**Task prompt**
Scan the entries and copy each line where the word "товаров" is present.

(Data items)
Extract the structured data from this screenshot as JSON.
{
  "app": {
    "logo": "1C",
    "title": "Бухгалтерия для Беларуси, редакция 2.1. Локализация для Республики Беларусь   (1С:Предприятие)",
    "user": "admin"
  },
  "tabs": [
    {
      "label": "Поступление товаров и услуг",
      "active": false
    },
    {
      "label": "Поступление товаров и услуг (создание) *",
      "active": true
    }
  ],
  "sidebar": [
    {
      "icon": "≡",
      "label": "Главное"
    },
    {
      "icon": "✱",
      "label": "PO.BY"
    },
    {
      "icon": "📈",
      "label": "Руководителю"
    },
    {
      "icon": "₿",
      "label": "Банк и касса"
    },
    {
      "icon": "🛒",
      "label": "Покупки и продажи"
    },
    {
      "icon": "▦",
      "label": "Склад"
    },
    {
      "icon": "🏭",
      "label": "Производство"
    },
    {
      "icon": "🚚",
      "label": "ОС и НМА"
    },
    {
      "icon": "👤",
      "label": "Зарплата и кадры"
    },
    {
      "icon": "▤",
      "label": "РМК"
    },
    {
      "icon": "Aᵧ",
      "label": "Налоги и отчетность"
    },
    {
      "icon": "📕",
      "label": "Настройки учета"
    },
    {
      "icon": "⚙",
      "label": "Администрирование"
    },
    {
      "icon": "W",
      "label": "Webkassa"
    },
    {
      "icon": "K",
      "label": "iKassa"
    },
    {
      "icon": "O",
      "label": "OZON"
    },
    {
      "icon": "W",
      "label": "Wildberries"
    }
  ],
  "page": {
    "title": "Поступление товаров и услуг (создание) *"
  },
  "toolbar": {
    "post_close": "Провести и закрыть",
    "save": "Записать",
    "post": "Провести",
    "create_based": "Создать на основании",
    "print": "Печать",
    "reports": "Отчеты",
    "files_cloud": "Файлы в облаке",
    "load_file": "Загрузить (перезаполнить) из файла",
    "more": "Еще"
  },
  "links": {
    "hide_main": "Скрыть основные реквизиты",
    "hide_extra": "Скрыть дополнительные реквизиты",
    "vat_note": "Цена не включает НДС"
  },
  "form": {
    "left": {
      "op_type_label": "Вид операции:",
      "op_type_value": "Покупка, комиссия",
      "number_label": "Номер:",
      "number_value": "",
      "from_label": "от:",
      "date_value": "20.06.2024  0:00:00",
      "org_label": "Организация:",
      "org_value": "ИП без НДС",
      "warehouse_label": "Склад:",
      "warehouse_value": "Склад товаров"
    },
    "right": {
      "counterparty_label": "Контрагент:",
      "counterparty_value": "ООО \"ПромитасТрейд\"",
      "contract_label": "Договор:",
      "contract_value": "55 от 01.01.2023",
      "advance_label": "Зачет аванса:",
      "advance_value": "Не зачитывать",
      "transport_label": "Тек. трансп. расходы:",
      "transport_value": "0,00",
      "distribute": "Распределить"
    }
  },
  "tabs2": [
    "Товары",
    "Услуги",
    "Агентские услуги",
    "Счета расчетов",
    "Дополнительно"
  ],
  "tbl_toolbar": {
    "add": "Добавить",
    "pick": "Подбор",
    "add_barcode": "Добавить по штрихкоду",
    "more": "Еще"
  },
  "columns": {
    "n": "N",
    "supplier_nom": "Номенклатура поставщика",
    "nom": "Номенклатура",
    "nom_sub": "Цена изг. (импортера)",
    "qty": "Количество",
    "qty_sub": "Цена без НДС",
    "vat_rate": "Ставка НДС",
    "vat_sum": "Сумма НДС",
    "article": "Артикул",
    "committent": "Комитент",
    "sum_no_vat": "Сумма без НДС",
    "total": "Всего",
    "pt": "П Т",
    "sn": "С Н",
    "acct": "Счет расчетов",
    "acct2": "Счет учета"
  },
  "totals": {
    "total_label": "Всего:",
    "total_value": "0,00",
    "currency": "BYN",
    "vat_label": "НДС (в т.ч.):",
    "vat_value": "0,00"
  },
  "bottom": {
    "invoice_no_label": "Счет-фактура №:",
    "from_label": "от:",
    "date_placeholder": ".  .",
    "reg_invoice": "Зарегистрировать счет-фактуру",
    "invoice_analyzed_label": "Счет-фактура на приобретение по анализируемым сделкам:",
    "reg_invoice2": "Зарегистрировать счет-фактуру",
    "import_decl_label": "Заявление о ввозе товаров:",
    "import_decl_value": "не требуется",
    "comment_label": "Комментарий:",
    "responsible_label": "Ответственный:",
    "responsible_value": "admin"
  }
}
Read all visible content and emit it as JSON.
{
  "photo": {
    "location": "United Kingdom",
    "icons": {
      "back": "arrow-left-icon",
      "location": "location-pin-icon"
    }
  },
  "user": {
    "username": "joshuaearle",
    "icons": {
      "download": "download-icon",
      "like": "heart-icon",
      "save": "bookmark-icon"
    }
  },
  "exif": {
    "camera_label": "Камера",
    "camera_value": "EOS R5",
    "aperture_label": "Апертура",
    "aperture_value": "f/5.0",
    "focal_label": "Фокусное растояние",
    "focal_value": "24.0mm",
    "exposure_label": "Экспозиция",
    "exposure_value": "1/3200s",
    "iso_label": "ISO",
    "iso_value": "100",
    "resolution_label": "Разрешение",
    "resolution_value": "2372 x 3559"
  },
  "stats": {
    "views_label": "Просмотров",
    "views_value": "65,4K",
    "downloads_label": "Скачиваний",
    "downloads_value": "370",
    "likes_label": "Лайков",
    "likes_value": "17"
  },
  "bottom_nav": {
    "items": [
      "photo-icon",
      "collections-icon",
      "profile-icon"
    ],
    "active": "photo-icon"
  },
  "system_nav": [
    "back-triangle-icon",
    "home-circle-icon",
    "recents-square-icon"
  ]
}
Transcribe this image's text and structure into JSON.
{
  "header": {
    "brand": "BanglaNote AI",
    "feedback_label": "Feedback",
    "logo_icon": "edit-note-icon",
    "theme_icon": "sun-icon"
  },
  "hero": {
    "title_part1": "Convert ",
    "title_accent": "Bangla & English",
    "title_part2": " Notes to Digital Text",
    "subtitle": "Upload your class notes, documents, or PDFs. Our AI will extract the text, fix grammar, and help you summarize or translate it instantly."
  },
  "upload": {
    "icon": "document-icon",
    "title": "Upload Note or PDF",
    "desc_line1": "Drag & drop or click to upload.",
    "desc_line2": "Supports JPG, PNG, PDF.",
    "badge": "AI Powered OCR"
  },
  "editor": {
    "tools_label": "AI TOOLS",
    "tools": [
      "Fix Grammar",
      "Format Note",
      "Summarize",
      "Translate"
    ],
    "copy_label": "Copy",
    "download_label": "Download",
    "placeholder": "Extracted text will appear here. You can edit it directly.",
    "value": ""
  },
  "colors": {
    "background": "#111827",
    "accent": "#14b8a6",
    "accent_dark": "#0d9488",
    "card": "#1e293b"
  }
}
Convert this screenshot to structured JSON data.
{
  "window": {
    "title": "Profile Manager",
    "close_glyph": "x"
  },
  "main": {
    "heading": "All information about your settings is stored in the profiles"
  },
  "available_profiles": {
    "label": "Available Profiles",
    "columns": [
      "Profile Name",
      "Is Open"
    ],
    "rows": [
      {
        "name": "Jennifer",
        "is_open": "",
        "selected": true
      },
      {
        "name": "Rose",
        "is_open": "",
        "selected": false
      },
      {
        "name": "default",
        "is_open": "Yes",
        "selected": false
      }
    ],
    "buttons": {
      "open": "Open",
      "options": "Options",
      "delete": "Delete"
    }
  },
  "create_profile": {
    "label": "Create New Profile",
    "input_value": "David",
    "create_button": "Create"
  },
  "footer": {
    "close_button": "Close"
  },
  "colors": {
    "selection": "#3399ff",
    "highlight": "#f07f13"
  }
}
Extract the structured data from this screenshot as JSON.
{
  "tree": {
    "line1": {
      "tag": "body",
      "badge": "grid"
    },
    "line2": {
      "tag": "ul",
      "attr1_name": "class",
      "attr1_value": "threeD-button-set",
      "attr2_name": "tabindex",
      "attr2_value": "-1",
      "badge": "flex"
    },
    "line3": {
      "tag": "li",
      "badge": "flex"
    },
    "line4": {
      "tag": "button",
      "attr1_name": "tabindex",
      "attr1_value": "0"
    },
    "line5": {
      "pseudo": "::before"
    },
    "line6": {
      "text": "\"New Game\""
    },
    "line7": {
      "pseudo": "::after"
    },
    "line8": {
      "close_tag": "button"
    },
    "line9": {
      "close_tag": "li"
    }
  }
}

**Solution**
      "label": "Поступление товаров и услуг",
      "label": "Поступление товаров и услуг (создание) *",
    "title": "Поступление товаров и услуг (создание) *"
      "warehouse_value": "Склад товаров"
    "import_decl_label": "Заявление о ввозе товаров:",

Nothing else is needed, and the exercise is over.